The improvement didn't last long. Twenty minutes after being introduced, Lucas picked up a knee injury. Today, it has been confirmed he will miss six to eight weeks with damaged medial ligaments. It's worse than hoped but better than feared for a player who was out for a year with a torn ACL in his other knee. For Liverpool, it is a massive blow to their top four chances, and after spending Christmas in first, it is increasingly hard to favour them ahead of Everton, Tottenham, or even Manchester United for the final Champions League place.

Goal differential still has them fourth, but Tottenham are now level on points while Everton lurk one back. A Liverpool side playing as they were towards the end of 2013 might be favoured, but the one that has conceded five goals to two of the Premier League's worst attacks in the last two games and struggled to control an FA Cup tie against Oldham before Lucas was introduced is another matter. A Liverpool side that could be stuck with Gerrard in the holding role against Everton next week is another matter.

Before, the question was whether Rodgers could see past his infatuation with the idea of Gerrard as a holding player for long enough to get Liverpool's suddenly teetering campaign back on track after a pair of losses over the holidays and now three poor performances on the bounce. The question now becomes whether, with the current personnel, that's possible even if the manager sees sense—at least without the club being willing to spend, and perhaps even overspend, for major midfield reinforcements.

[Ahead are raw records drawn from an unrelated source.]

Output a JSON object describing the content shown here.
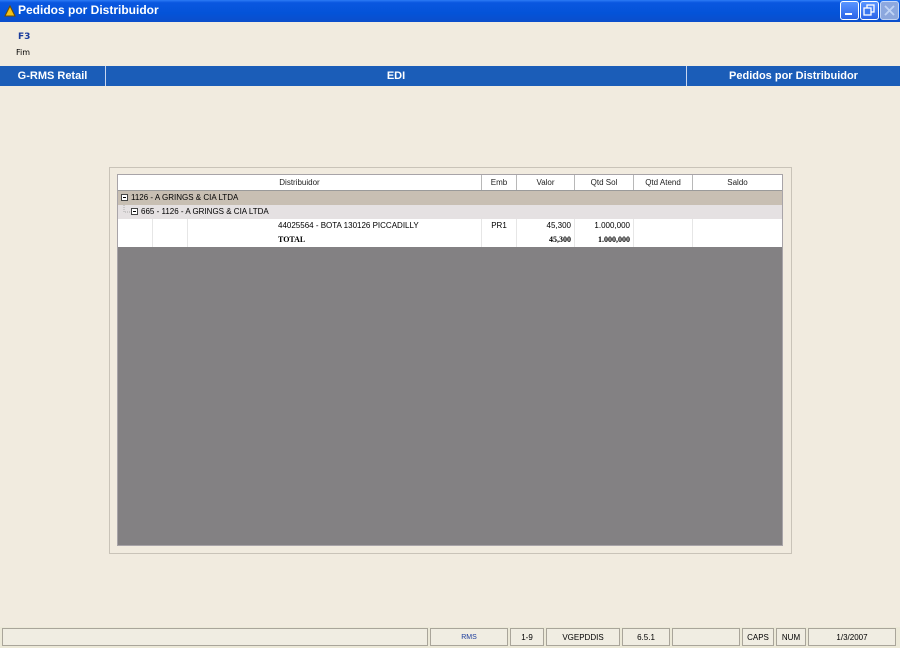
{
  "window": {
    "title": "Pedidos por Distribuidor"
  },
  "menu": {
    "key": "F3",
    "label": "Fim"
  },
  "header_bar": {
    "left": "G-RMS Retail",
    "center": "EDI",
    "right": "Pedidos por Distribuidor"
  },
  "grid": {
    "columns": [
      "Distribuidor",
      "Emb",
      "Valor",
      "Qtd Sol",
      "Qtd Atend",
      "Saldo"
    ],
    "group1": "1126 - A GRINGS & CIA LTDA",
    "group2": "665 - 1126 - A GRINGS & CIA LTDA",
    "rows": [
      {
        "distribuidor": "44025564 - BOTA 130126 PICCADILLY",
        "emb": "PR1",
        "valor": "45,300",
        "qtd_sol": "1.000,000",
        "qtd_atend": "",
        "saldo": ""
      }
    ],
    "total": {
      "label": "TOTAL",
      "valor": "45,300",
      "qtd_sol": "1.000,000"
    }
  },
  "statusbar": {
    "rms": "RMS",
    "range": "1-9",
    "program": "VGEPDDIS",
    "version": "6.5.1",
    "caps": "CAPS",
    "num": "NUM",
    "date": "1/3/2007"
  }
}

Without that, and regardless of Liverpool's increasingly tenuous hold on the top four, it may be time to start coming to grips with the likelihood that this won't be the season that sees Liverpool make it back to the Champions League. With the strong platform provided by the first half of the season and the top four theirs to lose just a month ago, allowing that outcome would stand as indictment of both the manager and the club's owners.